CNBC released its annual business ratings this week. Connecticut did not fare well, falling into the bottom 10 states overall.
The business news cable outlet looked at a range of categories in developing America's Top States for Business 2012, including business costs, economy, infrastructure, workforce, business friendliness, and access to capital.
Connecticut ranked 44th overall, down from 39th last year. The state finished ahead of only Nevada, Mississippi, Alaska, West Virginia, Hawaii, and Rhode Island, which ranked last for the second consecutive year.
Texas number one
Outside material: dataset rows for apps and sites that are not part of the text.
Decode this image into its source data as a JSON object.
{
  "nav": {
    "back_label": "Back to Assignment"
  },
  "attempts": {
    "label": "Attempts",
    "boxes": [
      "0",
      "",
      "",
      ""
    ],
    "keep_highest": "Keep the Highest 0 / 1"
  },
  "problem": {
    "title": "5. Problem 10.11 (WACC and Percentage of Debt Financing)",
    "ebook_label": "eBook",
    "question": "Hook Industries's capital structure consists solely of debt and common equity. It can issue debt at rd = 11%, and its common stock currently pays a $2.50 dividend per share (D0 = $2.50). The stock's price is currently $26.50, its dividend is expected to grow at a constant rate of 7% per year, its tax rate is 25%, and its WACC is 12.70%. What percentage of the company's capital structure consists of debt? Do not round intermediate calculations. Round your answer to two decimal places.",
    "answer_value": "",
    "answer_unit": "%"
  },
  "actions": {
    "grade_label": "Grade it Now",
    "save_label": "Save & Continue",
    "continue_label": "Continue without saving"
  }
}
Texas ranked first overall, with Virginia, last year's top state, falling to third place behind Utah. North Carolina and North Dakota filled out the top five.[At 19th overall, New Hampshire was the highest-rated state in the Northeast, followed by Massachusetts (28); Pennsylvania (30); New York (34); Maine (35); Vermont (39); New Jersey (41); and Rhode Island.]
Among the 10 categories, Connecticut's biggest decline was in the quality and availability of its workforce, falling from 33rd to 40th. The category also assessed union membership and government sponsored workforce training and development programs.
The workforce rating supports the growing concern among Connecticut businesses--particularly manufacturers--about the state's shrinking pool of qualified job applicants.
Over the last 12 months, the state has pursued a number of initiatives aimed at addressing long-term workforce development and training issues, including financial incentives. Nonetheless, this remains an area that requires continued focus and resources.
The state's economy ranked 40th among all states, a modest improvement from 2011, when it was 44th. Wyoming's economy ranked first, followed by North Dakota, Iowa, Alaska, and Texas.
The cost of doing business
As for the cost of doing business? Connecticut was rated the fifth worst state, ahead of only New York, California, Massachusetts, and Hawaii. Kentucky led this category, followed by Arkansas, South Dakota, Oklahoma, and Iowa.
Among the other categories considered in the CNBC report, Connecticut:
- Fell one place to 12th for quality of life (First? New Hampshire);
- Tied for 43rd with Maryland for infrastructure and transportation (Texas);
- Ranked 18th for technology and innovation (New York);
- Climbed one spot to second for K-12 and higher education (New York, again);
- Jumped seven spots to 33rd for business friendliness (South Dakota)
- Finished in a tie for 15th with Minnesota for access to capital (California);
- Rated 48th for cost of living, ahead of only Alaska and Hawaii (Oklahoma)
The CNBC report rated North Dakota, Wyoming, and Idaho as the most improved states for doing business. North Dakota climbed eight spots to number five, while Wyoming improved to 10 from 21 and Idaho jumped from 31 to 13.
North Dakota's improvement was fueled by strong performances in a number of categories, including economy, business friendliness, quality of life, workforce, and infrastructure and transportation.
CNBC rated Massachusetts the biggest loser, with the state falling to 28th overall from sixth in 2011. Pennsylvania fell from 12th to 30th this year after being the most improved state last year.